If the testing is effective, why do we need donor screening?

Canadian Blood Services takes a multi-tiered approach to safety that includes a comprehensive and extensive donor selection criteria and state-of-the-art testing technology. Although modern testing is highly sophisticated and precise, no test is perfect. Additionally, not all transfusion- transmitted infections have tests available. Hence, donor screening is intended to reduce the risk of window period infections, as well as risk from infections for which there is no test. 

If the window period for HIV is only nine days, why are some individuals deferred for three months under Canadian Blood Services’ sexual behaviour-based screening practices?

During screening, all donors are asked questions about sexual behaviour. If they’ve had anal sex with new and/or multiple sexual partners in the last three months, they will be required to wait three months from when they last had anal sex to donate. The three-month time frame accounts for possible exposure to various viruses, including HIV, Hepatitis B (HBV) and Hepatitis C (HCV).  

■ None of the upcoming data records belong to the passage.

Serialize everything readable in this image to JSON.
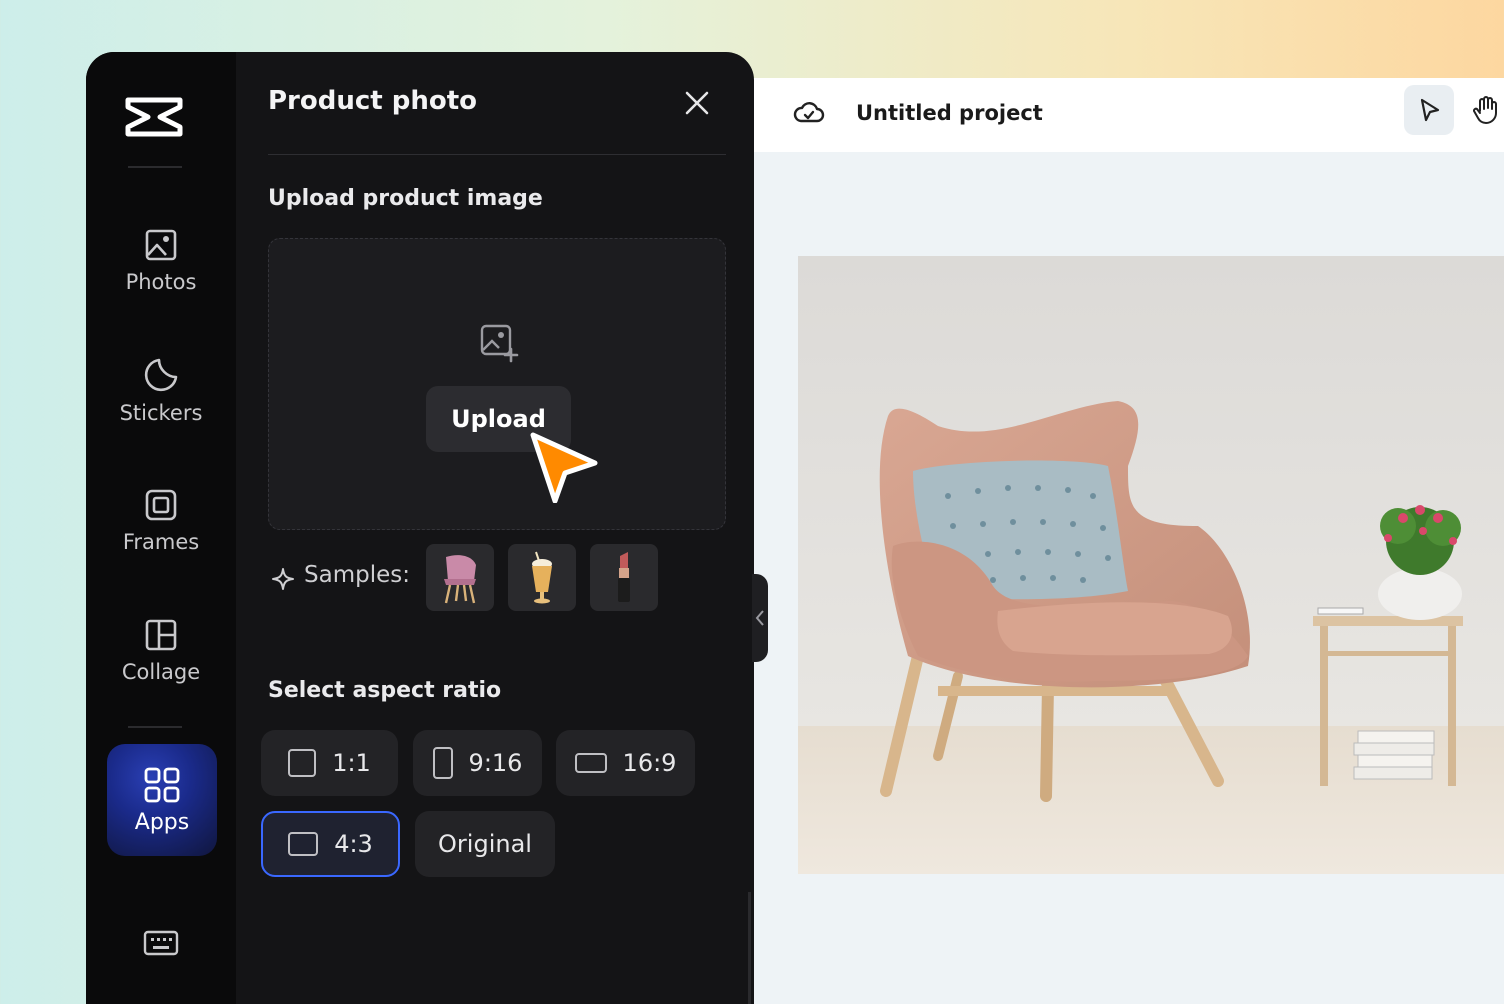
{
  "header": {
    "project_title": "Untitled project",
    "tools": [
      "pointer-tool",
      "hand-tool"
    ]
  },
  "sidebar": {
    "items": [
      {
        "label": "Photos",
        "icon": "image-icon"
      },
      {
        "label": "Stickers",
        "icon": "sticker-icon"
      },
      {
        "label": "Frames",
        "icon": "frame-icon"
      },
      {
        "label": "Collage",
        "icon": "collage-icon"
      },
      {
        "label": "Apps",
        "icon": "apps-grid-icon",
        "active": true
      }
    ]
  },
  "panel": {
    "title": "Product photo",
    "upload_section_label": "Upload product image",
    "upload_button": "Upload",
    "samples_label": "Samples:",
    "samples": [
      "pink-chair",
      "milkshake",
      "lipstick"
    ],
    "aspect_section_label": "Select aspect ratio",
    "aspect_ratios": [
      {
        "label": "1:1",
        "selected": false
      },
      {
        "label": "9:16",
        "selected": false
      },
      {
        "label": "16:9",
        "selected": false
      },
      {
        "label": "4:3",
        "selected": true
      },
      {
        "label": "Original",
        "selected": false
      }
    ]
  },
  "colors": {
    "accent": "#3a68ff",
    "cursor": "#ff8a00",
    "panel_bg": "#141416"
  }
}
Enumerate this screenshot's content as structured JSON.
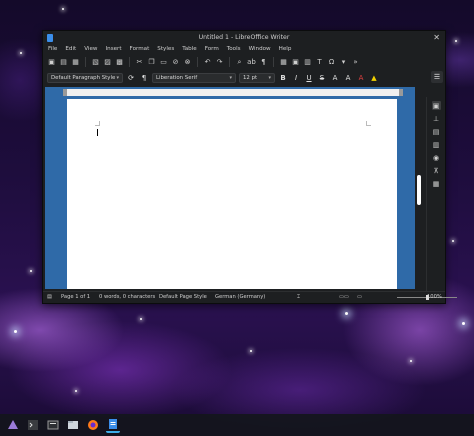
{
  "window": {
    "title": "Untitled 1 - LibreOffice Writer",
    "close_glyph": "✕"
  },
  "menubar": [
    "File",
    "Edit",
    "View",
    "Insert",
    "Format",
    "Styles",
    "Table",
    "Form",
    "Tools",
    "Window",
    "Help"
  ],
  "formatting": {
    "paragraph_style": "Default Paragraph Style",
    "font_name": "Liberation Serif",
    "font_size": "12 pt",
    "bold": "B",
    "italic": "I",
    "underline": "U",
    "strike": "S",
    "superscript": "A",
    "subscript": "A"
  },
  "statusbar": {
    "page": "Page 1 of 1",
    "words": "0 words, 0 characters",
    "page_style": "Default Page Style",
    "language": "German (Germany)",
    "zoom": "100%",
    "zoom_fraction": 0.5
  },
  "colors": {
    "accent": "#3daee9",
    "doc_bg": "#2f6aa8",
    "window_bg": "#1d1f21"
  },
  "taskbar": {
    "apps": [
      "app-launcher-icon",
      "terminal-icon",
      "system-monitor-icon",
      "file-manager-icon",
      "firefox-icon",
      "libreoffice-writer-icon"
    ]
  }
}
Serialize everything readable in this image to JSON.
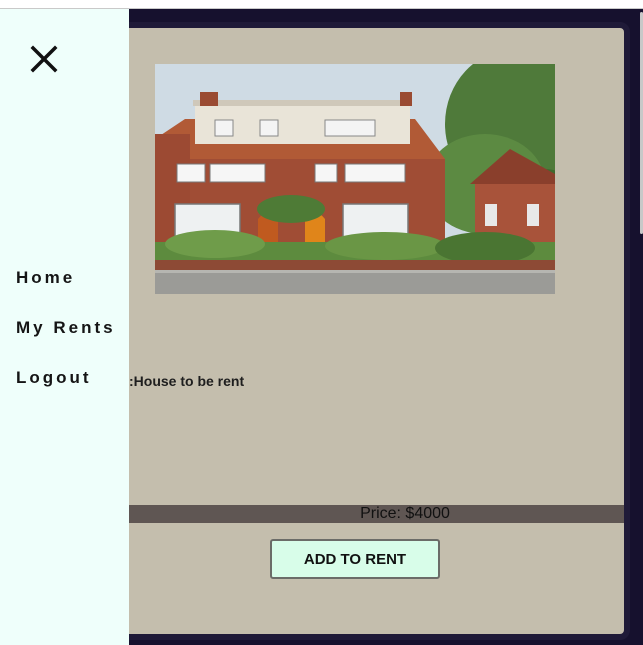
{
  "sidebar": {
    "close_icon": "close-icon",
    "items": [
      {
        "label": "Home"
      },
      {
        "label": "My Rents"
      },
      {
        "label": "Logout"
      }
    ]
  },
  "listing": {
    "image_alt": "House to be rent",
    "title": ":House to be rent",
    "price": "Price: $4000",
    "button_label": "ADD TO RENT"
  },
  "colors": {
    "sidebar_bg": "#effffb",
    "card_bg": "#c4bead",
    "backdrop": "#16112e",
    "price_bar": "#5f5653",
    "button_bg": "#d8fde9"
  }
}
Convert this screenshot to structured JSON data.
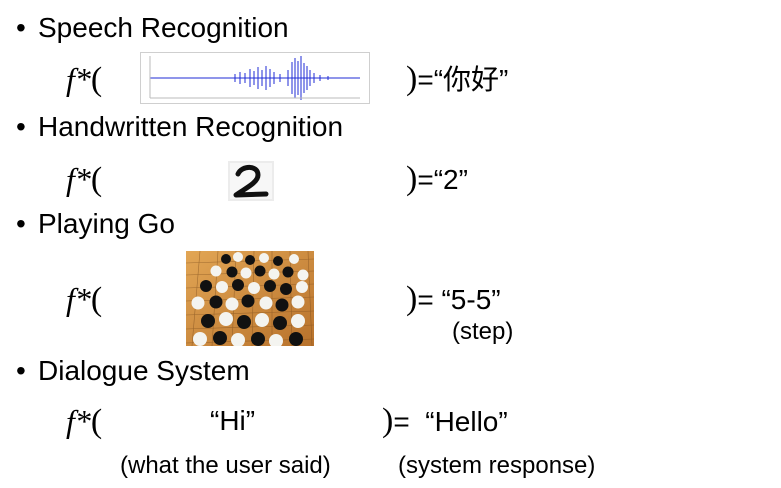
{
  "bullet_symbol": "•",
  "function_label": "f",
  "function_star": "*",
  "open_paren": "(",
  "close_paren": ")",
  "equals": "=",
  "sections": [
    {
      "heading": "Speech Recognition",
      "output": "“你好”"
    },
    {
      "heading": "Handwritten Recognition",
      "output": "“2”"
    },
    {
      "heading": "Playing Go",
      "output": "“5-5”",
      "output_note": "(step)"
    },
    {
      "heading": "Dialogue System",
      "input": "“Hi”",
      "input_note": "(what the user said)",
      "output": "“Hello”",
      "output_note": "(system response)"
    }
  ],
  "colors": {
    "waveform": "#1f2bd6",
    "go_board": "#c98a3a",
    "digit_bg": "#ececec"
  }
}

The longest window period is for detection of Hepatitis B virus, which was considered when establishing the deferral time frames for activities that can lead to exposure of HIV, HBV, and HCV. These activities include (but are not limited to) injection needle use, previous blood transfusion, known HIV status of partner(s), sexual exposure, tattoos and piercings.  

Three months is the shortest timeframe that has been tested by blood operators around the world for questions relating to exposure to various viruses. Currently, no data exists when a shorter timeframe has been used. Since these changes are made incrementally, as we gather more evidence regarding impact of timeframes in virus detection, we hope to further re-evaluate the utility of these timeframes.  

Learn more about sexual behavior-based screening